Lloyd, J. (1999). The CO2 dependence of photosynthesis, plant growth responses to elevated CO2 concentrations and their interaction with soil nutrient status, II. Temperate and boreal forest productivity and the combined effects of increasing CO2 concentrations and increased nitrogen deposition at a global scale. Functional Ecology, 13(4), 439-459. doi:10.1046/j.1365-2435.1999.00350.x.


Zitierlink: http://hdl.handle.net/11858/00-001M-0000-000E-CBF0-1
Zusammenfassung

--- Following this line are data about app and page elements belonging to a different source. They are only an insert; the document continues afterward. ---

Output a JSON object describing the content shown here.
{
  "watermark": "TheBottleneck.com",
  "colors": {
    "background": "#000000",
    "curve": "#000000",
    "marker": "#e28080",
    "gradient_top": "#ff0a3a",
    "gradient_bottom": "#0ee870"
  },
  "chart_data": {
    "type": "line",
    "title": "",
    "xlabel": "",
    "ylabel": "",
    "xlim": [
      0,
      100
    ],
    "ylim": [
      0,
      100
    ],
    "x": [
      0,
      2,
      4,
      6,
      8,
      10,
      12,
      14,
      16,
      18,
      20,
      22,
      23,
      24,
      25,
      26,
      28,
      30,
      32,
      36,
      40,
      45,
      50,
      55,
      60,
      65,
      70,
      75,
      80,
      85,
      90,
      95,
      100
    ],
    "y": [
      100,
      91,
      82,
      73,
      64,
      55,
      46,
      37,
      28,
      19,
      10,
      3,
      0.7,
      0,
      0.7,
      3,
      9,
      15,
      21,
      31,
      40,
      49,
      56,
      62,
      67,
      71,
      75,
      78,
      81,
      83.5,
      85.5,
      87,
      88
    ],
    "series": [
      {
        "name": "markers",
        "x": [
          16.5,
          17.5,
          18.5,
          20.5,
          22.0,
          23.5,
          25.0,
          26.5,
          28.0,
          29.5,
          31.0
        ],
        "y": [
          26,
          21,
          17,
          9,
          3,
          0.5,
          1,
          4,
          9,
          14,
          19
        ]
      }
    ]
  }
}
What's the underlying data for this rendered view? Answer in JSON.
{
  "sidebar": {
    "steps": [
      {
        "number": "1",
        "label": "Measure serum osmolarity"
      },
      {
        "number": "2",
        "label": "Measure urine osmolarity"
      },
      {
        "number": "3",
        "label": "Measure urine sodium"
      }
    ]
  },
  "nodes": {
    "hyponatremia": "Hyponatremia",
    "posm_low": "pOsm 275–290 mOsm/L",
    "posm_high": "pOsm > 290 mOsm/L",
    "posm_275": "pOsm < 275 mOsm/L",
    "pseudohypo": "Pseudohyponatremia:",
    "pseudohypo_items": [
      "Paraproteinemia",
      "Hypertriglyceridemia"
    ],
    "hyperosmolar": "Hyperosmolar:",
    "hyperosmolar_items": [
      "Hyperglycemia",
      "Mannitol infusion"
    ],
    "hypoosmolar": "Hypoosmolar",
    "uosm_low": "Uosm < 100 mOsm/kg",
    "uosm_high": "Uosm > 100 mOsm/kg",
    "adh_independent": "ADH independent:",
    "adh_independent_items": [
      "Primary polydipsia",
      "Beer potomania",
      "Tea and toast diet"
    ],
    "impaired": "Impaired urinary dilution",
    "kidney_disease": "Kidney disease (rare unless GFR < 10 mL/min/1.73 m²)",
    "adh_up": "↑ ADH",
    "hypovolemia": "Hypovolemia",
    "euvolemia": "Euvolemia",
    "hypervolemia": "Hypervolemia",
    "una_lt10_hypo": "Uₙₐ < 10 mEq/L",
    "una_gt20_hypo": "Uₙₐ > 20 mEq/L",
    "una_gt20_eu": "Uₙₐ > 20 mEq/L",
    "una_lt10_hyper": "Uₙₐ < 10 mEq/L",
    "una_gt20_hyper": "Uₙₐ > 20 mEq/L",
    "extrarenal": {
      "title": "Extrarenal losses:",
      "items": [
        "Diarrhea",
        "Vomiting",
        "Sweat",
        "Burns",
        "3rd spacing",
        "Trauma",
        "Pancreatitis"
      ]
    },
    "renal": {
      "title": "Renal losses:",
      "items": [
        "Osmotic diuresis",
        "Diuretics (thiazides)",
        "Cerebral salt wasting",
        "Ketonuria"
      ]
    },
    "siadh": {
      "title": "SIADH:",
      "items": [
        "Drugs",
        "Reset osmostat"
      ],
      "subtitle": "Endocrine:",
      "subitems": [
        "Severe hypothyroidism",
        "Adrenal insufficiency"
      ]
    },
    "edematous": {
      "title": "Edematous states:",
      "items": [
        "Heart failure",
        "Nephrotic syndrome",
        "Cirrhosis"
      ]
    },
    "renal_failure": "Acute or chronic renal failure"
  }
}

1. Appropriate rates of carbon acquisition by temperate and boreal forests are re-evaluatted, Based on continental-scale forestry data it is suggested that the productivity of temperate and boreal forests has been overestimated previously. 2, Using these values, a model of the integrated response of ecosystems to carbon dioxide concentration and soil nitrogen availability is presented. The model does not assume constant C/N ratios in plant or soil and considers effects of increases in atmospheric CO2 concentrations and nitrogen deposition separately or together. 3, For temperate-zone forests a co-occurrence of a CO2 increase and nitrogen deposition doubles the increase in net primary productivity and carbon sequestration that would be the case for nitrogen deposition occurring on its own. Considered separately, the effect of the atmospheric CO2 increase is less than even moderate rates of anthropogenic N deposition for temperate or boreal forests. By contrast, for tropical forests, the atmospheric CO2 increase is sufficient to induce large rates of carbon accumulation in plants and soil. 4, Application of the model at the global scale suggests large localized sinks for CO2 in either tropical rain forests or in forested or grassland areas of Europe and North America where appreciable N deposition occurs. Overall, the model suggests a terrestrial sink owing to CO2 fertilization and N deposition of about 0.2 Pmol C per year. About half of this is in the mid-latitudes of the northern hemisphere and about half in the tropics. [References: 107]